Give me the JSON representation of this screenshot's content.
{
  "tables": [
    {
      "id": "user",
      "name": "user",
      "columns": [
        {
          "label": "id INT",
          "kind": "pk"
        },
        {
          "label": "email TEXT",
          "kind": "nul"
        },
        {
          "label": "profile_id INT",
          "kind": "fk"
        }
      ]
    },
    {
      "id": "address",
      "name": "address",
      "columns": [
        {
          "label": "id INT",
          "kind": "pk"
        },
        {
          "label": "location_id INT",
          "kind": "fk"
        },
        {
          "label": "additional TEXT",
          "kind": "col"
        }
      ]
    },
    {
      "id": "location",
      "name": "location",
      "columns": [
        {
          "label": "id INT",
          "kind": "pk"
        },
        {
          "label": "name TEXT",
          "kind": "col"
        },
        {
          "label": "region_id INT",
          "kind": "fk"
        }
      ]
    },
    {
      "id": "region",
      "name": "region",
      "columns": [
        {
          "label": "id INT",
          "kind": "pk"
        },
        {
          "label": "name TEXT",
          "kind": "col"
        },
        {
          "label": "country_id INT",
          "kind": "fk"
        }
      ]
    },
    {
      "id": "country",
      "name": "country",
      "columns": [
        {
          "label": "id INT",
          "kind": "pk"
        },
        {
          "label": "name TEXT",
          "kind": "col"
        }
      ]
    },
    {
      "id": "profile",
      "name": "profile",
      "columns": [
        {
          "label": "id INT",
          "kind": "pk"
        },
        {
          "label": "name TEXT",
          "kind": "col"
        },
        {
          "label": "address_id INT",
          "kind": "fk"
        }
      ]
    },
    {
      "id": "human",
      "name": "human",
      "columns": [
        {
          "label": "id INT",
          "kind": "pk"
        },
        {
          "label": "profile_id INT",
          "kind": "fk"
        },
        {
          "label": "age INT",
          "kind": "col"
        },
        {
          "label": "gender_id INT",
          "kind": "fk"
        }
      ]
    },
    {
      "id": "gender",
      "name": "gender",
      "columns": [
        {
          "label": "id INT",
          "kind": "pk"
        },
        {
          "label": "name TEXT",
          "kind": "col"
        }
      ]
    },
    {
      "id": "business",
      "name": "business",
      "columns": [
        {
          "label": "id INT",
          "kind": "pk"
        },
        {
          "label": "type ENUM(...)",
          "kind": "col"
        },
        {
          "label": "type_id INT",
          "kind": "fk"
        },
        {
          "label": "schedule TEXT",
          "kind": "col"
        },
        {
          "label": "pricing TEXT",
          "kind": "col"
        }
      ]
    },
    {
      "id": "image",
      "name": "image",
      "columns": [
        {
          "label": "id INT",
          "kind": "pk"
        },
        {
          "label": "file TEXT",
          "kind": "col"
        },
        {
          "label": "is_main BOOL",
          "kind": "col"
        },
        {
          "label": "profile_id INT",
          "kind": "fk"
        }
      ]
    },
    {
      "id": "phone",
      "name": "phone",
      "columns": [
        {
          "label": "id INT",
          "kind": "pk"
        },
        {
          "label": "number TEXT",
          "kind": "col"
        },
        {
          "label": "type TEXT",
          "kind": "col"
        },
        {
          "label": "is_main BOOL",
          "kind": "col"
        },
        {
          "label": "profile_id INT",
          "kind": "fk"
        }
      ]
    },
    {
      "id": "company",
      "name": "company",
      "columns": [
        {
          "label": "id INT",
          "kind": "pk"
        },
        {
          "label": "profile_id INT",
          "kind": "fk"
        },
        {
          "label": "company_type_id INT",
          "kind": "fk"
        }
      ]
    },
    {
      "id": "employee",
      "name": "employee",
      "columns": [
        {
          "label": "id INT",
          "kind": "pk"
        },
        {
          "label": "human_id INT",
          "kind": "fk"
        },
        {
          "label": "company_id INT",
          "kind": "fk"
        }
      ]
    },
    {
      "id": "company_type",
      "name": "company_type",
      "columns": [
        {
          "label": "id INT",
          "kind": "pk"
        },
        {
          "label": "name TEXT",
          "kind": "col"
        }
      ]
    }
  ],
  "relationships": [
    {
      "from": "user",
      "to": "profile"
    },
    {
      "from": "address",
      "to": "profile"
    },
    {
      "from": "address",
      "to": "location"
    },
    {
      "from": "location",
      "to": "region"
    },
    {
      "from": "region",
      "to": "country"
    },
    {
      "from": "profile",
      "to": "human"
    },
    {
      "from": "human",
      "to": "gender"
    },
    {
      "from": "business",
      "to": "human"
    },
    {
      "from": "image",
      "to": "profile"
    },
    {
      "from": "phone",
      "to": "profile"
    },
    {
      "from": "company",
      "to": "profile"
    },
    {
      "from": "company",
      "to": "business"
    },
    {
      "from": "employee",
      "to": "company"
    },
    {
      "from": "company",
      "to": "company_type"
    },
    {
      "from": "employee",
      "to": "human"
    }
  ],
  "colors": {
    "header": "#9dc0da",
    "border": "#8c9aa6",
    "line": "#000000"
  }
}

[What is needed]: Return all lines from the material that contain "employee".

[Answer below]:
      "id": "employee",
      "name": "employee",
      "from": "employee",
      "from": "employee",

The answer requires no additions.